Type out the data again, word for word and in full.

-*-

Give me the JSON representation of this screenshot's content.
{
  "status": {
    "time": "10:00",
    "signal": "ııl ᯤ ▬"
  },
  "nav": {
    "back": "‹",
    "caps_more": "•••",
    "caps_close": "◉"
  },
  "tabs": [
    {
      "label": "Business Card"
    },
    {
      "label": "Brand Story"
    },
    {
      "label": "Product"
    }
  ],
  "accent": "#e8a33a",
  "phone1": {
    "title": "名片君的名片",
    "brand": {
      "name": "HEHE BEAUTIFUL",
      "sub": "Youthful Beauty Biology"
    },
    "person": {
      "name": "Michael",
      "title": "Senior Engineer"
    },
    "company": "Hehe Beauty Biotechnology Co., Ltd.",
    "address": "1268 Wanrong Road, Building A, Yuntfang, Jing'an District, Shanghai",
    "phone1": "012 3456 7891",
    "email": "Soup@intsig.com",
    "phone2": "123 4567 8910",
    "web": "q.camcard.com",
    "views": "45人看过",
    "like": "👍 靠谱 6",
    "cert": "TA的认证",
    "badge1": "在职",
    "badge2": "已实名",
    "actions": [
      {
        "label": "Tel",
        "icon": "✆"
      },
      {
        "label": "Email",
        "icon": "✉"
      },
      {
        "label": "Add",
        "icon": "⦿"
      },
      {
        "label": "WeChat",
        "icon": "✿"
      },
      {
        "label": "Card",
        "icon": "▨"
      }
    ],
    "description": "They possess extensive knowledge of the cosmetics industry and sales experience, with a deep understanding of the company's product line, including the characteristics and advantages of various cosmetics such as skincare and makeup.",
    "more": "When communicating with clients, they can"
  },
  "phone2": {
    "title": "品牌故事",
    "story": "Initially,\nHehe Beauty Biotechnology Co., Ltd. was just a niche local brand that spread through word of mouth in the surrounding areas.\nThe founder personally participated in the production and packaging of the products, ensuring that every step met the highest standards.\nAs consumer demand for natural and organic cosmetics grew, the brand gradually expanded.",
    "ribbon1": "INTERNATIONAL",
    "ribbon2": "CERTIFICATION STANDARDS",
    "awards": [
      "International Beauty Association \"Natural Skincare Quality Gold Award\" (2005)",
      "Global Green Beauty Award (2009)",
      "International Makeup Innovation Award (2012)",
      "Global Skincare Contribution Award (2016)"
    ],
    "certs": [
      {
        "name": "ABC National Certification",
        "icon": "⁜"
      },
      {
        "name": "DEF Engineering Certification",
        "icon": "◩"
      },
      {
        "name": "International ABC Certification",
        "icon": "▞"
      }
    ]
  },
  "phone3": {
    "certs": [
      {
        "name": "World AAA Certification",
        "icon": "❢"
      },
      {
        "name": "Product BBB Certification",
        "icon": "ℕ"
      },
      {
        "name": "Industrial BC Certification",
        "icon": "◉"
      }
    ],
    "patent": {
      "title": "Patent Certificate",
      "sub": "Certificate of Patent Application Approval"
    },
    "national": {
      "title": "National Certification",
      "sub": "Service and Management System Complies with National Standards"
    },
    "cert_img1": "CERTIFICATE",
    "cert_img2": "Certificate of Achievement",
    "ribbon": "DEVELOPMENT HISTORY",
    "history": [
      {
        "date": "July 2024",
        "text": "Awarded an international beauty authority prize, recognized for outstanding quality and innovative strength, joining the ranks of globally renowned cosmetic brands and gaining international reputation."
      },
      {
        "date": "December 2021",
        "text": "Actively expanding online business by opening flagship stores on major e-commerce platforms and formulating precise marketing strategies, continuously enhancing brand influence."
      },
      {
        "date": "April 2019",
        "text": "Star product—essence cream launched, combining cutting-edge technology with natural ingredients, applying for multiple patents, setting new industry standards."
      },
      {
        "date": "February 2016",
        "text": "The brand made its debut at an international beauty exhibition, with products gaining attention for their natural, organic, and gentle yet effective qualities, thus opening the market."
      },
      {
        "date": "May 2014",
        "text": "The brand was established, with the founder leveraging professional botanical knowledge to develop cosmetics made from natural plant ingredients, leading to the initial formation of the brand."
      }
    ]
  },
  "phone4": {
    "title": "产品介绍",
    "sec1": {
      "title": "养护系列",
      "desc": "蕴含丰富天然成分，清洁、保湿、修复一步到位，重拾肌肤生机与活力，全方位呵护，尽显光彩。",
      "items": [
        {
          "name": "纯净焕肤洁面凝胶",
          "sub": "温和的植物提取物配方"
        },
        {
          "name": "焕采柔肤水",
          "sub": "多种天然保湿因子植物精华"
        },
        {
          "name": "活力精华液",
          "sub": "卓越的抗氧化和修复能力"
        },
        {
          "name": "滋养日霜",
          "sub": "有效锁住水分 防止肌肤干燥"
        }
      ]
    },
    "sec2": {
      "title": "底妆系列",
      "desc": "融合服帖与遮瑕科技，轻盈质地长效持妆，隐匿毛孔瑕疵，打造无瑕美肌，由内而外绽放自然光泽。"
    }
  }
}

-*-

→ Response area
Give me the JSON representation of this screenshot's content.
{
  "status": {
    "time": "10:00",
    "signal": "ııl ᯤ ▬"
  },
  "nav": {
    "back": "‹",
    "caps_more": "•••",
    "caps_close": "◉"
  },
  "tabs": [
    {
      "label": "Business Card"
    },
    {
      "label": "Brand Story"
    },
    {
      "label": "Product"
    }
  ],
  "accent": "#e8a33a",
  "phone1": {
    "title": "名片君的名片",
    "brand": {
      "name": "HEHE BEAUTIFUL",
      "sub": "Youthful Beauty Biology"
    },
    "person": {
      "name": "Michael",
      "title": "Senior Engineer"
    },
    "company": "Hehe Beauty Biotechnology Co., Ltd.",
    "address": "1268 Wanrong Road, Building A, Yuntfang, Jing'an District, Shanghai",
    "phone1": "012 3456 7891",
    "email": "Soup@intsig.com",
    "phone2": "123 4567 8910",
    "web": "q.camcard.com",
    "views": "45人看过",
    "like": "👍 靠谱 6",
    "cert": "TA的认证",
    "badge1": "在职",
    "badge2": "已实名",
    "actions": [
      {
        "label": "Tel",
        "icon": "✆"
      },
      {
        "label": "Email",
        "icon": "✉"
      },
      {
        "label": "Add",
        "icon": "⦿"
      },
      {
        "label": "WeChat",
        "icon": "✿"
      },
      {
        "label": "Card",
        "icon": "▨"
      }
    ],
    "description": "They possess extensive knowledge of the cosmetics industry and sales experience, with a deep understanding of the company's product line, including the characteristics and advantages of various cosmetics such as skincare and makeup.",
    "more": "When communicating with clients, they can"
  },
  "phone2": {
    "title": "品牌故事",
    "story": "Initially,\nHehe Beauty Biotechnology Co., Ltd. was just a niche local brand that spread through word of mouth in the surrounding areas.\nThe founder personally participated in the production and packaging of the products, ensuring that every step met the highest standards.\nAs consumer demand for natural and organic cosmetics grew, the brand gradually expanded.",
    "ribbon1": "INTERNATIONAL",
    "ribbon2": "CERTIFICATION STANDARDS",
    "awards": [
      "International Beauty Association \"Natural Skincare Quality Gold Award\" (2005)",
      "Global Green Beauty Award (2009)",
      "International Makeup Innovation Award (2012)",
      "Global Skincare Contribution Award (2016)"
    ],
    "certs": [
      {
        "name": "ABC National Certification",
        "icon": "⁜"
      },
      {
        "name": "DEF Engineering Certification",
        "icon": "◩"
      },
      {
        "name": "International ABC Certification",
        "icon": "▞"
      }
    ]
  },
  "phone3": {
    "certs": [
      {
        "name": "World AAA Certification",
        "icon": "❢"
      },
      {
        "name": "Product BBB Certification",
        "icon": "ℕ"
      },
      {
        "name": "Industrial BC Certification",
        "icon": "◉"
      }
    ],
    "patent": {
      "title": "Patent Certificate",
      "sub": "Certificate of Patent Application Approval"
    },
    "national": {
      "title": "National Certification",
      "sub": "Service and Management System Complies with National Standards"
    },
    "cert_img1": "CERTIFICATE",
    "cert_img2": "Certificate of Achievement",
    "ribbon": "DEVELOPMENT HISTORY",
    "history": [
      {
        "date": "July 2024",
        "text": "Awarded an international beauty authority prize, recognized for outstanding quality and innovative strength, joining the ranks of globally renowned cosmetic brands and gaining international reputation."
      },
      {
        "date": "December 2021",
        "text": "Actively expanding online business by opening flagship stores on major e-commerce platforms and formulating precise marketing strategies, continuously enhancing brand influence."
      },
      {
        "date": "April 2019",
        "text": "Star product—essence cream launched, combining cutting-edge technology with natural ingredients, applying for multiple patents, setting new industry standards."
      },
      {
        "date": "February 2016",
        "text": "The brand made its debut at an international beauty exhibition, with products gaining attention for their natural, organic, and gentle yet effective qualities, thus opening the market."
      },
      {
        "date": "May 2014",
        "text": "The brand was established, with the founder leveraging professional botanical knowledge to develop cosmetics made from natural plant ingredients, leading to the initial formation of the brand."
      }
    ]
  },
  "phone4": {
    "title": "产品介绍",
    "sec1": {
      "title": "养护系列",
      "desc": "蕴含丰富天然成分，清洁、保湿、修复一步到位，重拾肌肤生机与活力，全方位呵护，尽显光彩。",
      "items": [
        {
          "name": "纯净焕肤洁面凝胶",
          "sub": "温和的植物提取物配方"
        },
        {
          "name": "焕采柔肤水",
          "sub": "多种天然保湿因子植物精华"
        },
        {
          "name": "活力精华液",
          "sub": "卓越的抗氧化和修复能力"
        },
        {
          "name": "滋养日霜",
          "sub": "有效锁住水分 防止肌肤干燥"
        }
      ]
    },
    "sec2": {
      "title": "底妆系列",
      "desc": "融合服帖与遮瑕科技，轻盈质地长效持妆，隐匿毛孔瑕疵，打造无瑕美肌，由内而外绽放自然光泽。"
    }
  }
}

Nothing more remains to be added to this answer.